Exercise requirements -
In the entries below, find each line with the word "this" and pull it out.

___ Records ___

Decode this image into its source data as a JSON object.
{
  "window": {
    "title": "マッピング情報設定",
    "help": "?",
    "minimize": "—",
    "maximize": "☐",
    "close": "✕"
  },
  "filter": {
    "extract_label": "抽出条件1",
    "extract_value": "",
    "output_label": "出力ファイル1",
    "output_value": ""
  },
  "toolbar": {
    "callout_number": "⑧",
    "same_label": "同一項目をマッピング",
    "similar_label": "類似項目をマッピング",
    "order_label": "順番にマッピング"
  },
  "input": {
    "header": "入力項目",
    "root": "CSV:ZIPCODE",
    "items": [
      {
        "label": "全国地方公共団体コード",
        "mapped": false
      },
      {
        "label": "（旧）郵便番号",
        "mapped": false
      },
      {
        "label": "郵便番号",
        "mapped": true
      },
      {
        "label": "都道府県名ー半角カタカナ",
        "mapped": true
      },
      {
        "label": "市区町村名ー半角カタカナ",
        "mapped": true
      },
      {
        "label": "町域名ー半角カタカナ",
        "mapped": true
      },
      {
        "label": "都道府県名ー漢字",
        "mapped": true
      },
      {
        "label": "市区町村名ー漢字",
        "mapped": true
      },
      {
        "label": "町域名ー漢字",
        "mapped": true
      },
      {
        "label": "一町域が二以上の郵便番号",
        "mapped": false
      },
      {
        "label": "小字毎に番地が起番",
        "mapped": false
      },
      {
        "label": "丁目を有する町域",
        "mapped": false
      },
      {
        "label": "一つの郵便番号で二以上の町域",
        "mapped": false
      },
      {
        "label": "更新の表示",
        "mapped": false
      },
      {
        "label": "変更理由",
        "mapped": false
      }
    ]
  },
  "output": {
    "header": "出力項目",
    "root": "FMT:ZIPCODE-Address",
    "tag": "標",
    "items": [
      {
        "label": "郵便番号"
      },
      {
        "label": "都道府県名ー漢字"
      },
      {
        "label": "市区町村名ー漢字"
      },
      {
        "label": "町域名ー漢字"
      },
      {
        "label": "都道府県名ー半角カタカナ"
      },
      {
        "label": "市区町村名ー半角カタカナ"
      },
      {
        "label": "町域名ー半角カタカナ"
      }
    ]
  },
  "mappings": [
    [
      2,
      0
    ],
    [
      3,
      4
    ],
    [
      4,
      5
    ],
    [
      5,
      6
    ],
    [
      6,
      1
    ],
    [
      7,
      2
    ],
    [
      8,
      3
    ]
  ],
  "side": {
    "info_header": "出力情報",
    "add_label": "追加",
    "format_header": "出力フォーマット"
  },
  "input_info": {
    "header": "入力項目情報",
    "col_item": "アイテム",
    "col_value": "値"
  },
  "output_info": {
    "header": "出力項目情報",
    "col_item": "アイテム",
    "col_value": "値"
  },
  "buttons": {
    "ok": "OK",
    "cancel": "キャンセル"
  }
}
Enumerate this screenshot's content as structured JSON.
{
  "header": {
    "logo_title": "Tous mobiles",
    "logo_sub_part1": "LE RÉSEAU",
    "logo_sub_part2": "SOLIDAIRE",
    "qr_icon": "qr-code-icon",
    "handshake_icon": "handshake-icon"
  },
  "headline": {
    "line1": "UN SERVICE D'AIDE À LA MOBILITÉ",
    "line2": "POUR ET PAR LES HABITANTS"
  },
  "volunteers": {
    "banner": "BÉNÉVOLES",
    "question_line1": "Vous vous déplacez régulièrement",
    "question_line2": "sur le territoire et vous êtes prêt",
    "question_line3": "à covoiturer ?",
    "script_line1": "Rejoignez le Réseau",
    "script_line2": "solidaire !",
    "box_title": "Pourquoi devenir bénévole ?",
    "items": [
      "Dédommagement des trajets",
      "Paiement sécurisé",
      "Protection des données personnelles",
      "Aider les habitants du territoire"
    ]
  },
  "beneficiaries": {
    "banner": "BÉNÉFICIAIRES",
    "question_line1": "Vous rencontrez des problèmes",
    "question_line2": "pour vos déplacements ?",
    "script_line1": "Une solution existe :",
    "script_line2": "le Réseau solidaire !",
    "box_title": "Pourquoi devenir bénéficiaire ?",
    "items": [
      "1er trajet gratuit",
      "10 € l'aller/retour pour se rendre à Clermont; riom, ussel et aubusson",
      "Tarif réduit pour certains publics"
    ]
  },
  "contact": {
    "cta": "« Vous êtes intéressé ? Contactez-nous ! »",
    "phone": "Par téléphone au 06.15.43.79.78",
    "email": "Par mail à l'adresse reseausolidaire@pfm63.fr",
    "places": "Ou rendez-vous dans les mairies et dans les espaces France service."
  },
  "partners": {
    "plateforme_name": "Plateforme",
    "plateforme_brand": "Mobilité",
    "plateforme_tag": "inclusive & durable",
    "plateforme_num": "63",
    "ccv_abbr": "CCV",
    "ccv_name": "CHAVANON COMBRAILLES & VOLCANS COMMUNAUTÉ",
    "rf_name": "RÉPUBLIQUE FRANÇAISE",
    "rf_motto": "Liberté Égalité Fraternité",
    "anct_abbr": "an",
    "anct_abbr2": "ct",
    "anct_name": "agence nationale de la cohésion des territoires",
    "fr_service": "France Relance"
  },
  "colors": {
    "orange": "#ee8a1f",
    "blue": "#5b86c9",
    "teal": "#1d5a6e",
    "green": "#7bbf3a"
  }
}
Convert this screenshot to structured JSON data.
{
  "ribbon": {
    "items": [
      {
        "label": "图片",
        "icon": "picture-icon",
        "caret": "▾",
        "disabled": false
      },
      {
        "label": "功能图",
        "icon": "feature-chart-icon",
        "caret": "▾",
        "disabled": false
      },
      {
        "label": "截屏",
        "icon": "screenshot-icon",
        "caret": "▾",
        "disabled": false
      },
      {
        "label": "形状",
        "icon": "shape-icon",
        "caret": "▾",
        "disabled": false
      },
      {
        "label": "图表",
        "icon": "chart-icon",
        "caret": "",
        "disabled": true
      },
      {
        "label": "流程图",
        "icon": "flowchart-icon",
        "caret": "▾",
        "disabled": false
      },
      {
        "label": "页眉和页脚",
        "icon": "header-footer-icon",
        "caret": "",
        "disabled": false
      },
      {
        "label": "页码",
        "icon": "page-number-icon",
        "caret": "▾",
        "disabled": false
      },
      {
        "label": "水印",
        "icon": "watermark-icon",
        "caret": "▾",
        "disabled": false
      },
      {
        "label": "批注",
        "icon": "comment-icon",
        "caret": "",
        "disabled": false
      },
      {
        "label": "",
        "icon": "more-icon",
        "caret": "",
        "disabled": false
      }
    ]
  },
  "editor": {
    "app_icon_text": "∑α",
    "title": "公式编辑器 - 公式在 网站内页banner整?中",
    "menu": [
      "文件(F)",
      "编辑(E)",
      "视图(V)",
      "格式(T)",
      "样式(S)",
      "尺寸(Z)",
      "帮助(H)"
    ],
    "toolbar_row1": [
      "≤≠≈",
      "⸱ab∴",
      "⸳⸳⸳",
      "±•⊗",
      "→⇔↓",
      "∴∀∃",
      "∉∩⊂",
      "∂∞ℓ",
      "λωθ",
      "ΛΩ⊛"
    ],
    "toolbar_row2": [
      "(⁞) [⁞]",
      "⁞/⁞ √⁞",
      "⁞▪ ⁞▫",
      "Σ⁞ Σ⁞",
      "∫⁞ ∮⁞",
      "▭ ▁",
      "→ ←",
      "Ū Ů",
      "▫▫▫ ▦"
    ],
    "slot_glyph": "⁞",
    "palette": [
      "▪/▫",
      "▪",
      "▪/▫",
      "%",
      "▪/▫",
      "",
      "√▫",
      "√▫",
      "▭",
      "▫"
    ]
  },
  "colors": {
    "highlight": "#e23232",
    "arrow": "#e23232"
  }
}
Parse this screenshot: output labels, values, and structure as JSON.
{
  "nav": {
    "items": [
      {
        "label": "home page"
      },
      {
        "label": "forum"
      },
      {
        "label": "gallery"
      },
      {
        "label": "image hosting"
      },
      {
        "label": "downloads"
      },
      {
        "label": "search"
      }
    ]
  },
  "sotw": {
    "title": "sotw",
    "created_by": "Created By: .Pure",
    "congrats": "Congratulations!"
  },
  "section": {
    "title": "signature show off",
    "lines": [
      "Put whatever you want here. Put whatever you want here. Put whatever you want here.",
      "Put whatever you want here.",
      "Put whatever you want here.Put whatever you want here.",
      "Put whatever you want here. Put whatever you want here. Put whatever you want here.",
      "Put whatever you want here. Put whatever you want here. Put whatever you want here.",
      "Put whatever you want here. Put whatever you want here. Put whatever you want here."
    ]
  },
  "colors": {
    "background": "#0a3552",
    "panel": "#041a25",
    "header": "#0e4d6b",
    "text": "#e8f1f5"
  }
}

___

Result -
Decode this image into its source data as a JSON object.
Enumerate this screenshot's content as structured JSON.
Convert this screenshot to structured JSON data.
Parse this screenshot: output labels, values, and structure as JSON.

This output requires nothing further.